▶ **PROBLEM DESCRIPTION**:
Read through the records below and copy each line that uses the word "icon".

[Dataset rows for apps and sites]
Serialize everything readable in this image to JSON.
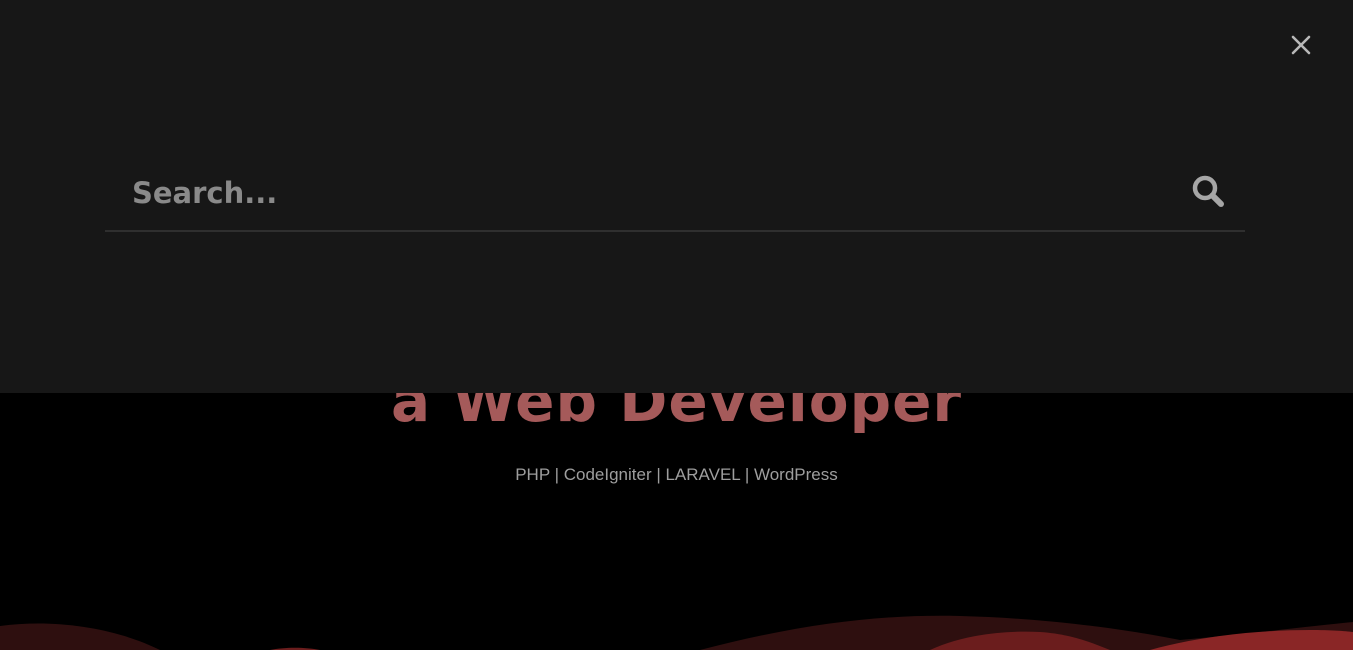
{
  "hero": {
    "heading": "a Web Developer",
    "subtitle": "PHP | CodeIgniter | LARAVEL | WordPress"
  },
  "search_overlay": {
    "placeholder": "Search...",
    "value": "",
    "close_icon": "close-icon",
    "search_icon": "search-icon"
  },
  "colors": {
    "overlay_bg": "#171717",
    "page_bg": "#000000",
    "heading": "#a55a5a",
    "wave_dark": "#3a1212",
    "wave_mid": "#5c1a1a",
    "wave_bright": "#8a2626"
  }
}
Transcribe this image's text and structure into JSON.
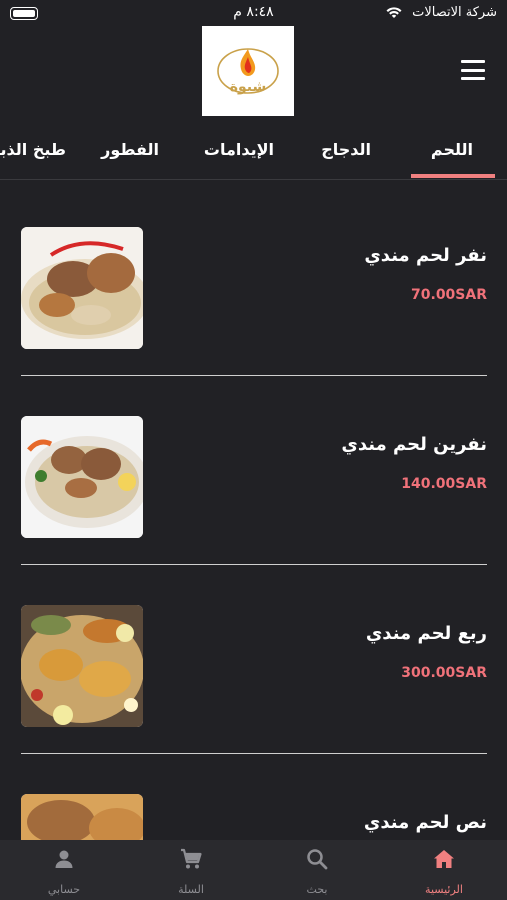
{
  "status_bar": {
    "carrier": "شركة الاتصالات",
    "time": "٨:٤٨ م"
  },
  "header": {
    "logo_icon": "flame-logo-icon",
    "logo_text": "شبوة"
  },
  "tabs": [
    {
      "label": "اللحم",
      "active": true
    },
    {
      "label": "الدجاج",
      "active": false
    },
    {
      "label": "الإيدامات",
      "active": false
    },
    {
      "label": "الفطور",
      "active": false
    },
    {
      "label": "طبخ الذبائح",
      "active": false
    }
  ],
  "items": [
    {
      "name": "نفر لحم مندي",
      "price": "70.00SAR"
    },
    {
      "name": "نفرين لحم مندي",
      "price": "140.00SAR"
    },
    {
      "name": "ربع لحم مندي",
      "price": "300.00SAR"
    },
    {
      "name": "نص لحم مندي",
      "price": ""
    }
  ],
  "bottom_nav": [
    {
      "label": "الرئيسية",
      "icon": "home-icon",
      "active": true
    },
    {
      "label": "بحث",
      "icon": "search-icon",
      "active": false
    },
    {
      "label": "السلة",
      "icon": "cart-icon",
      "active": false
    },
    {
      "label": "حسابي",
      "icon": "person-icon",
      "active": false
    }
  ],
  "colors": {
    "background": "#212125",
    "accent": "#f08080",
    "price": "#f0727a",
    "logo_gold": "#c9a14a"
  }
}
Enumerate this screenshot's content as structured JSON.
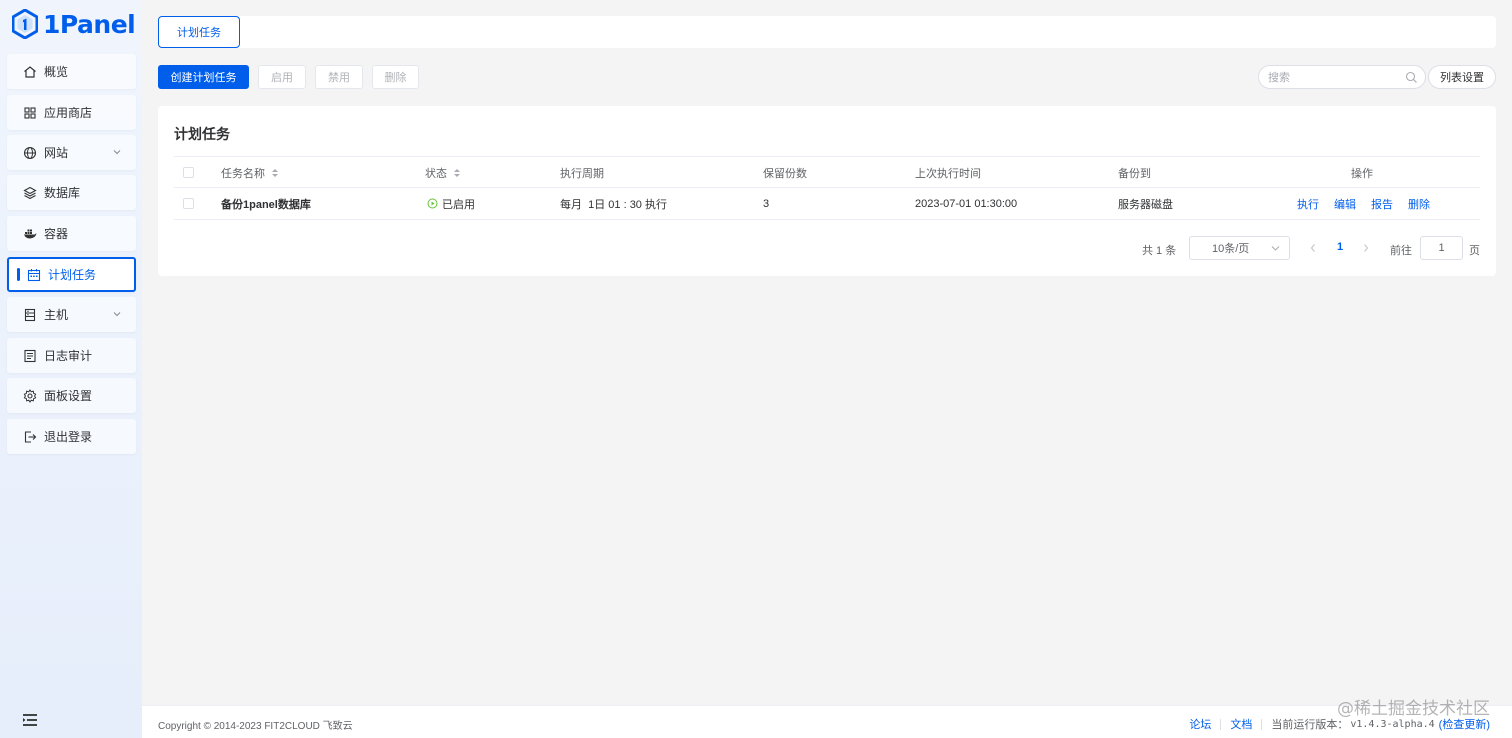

▶ **EXERCISE ANSWER**:
    "close_icon": "close-icon",
    "search_icon": "search-icon"
    "logo_icon": "flame-logo-icon",
      "icon": "home-icon",
      "icon": "search-icon",
      "icon": "cart-icon",
      "icon": "person-icon",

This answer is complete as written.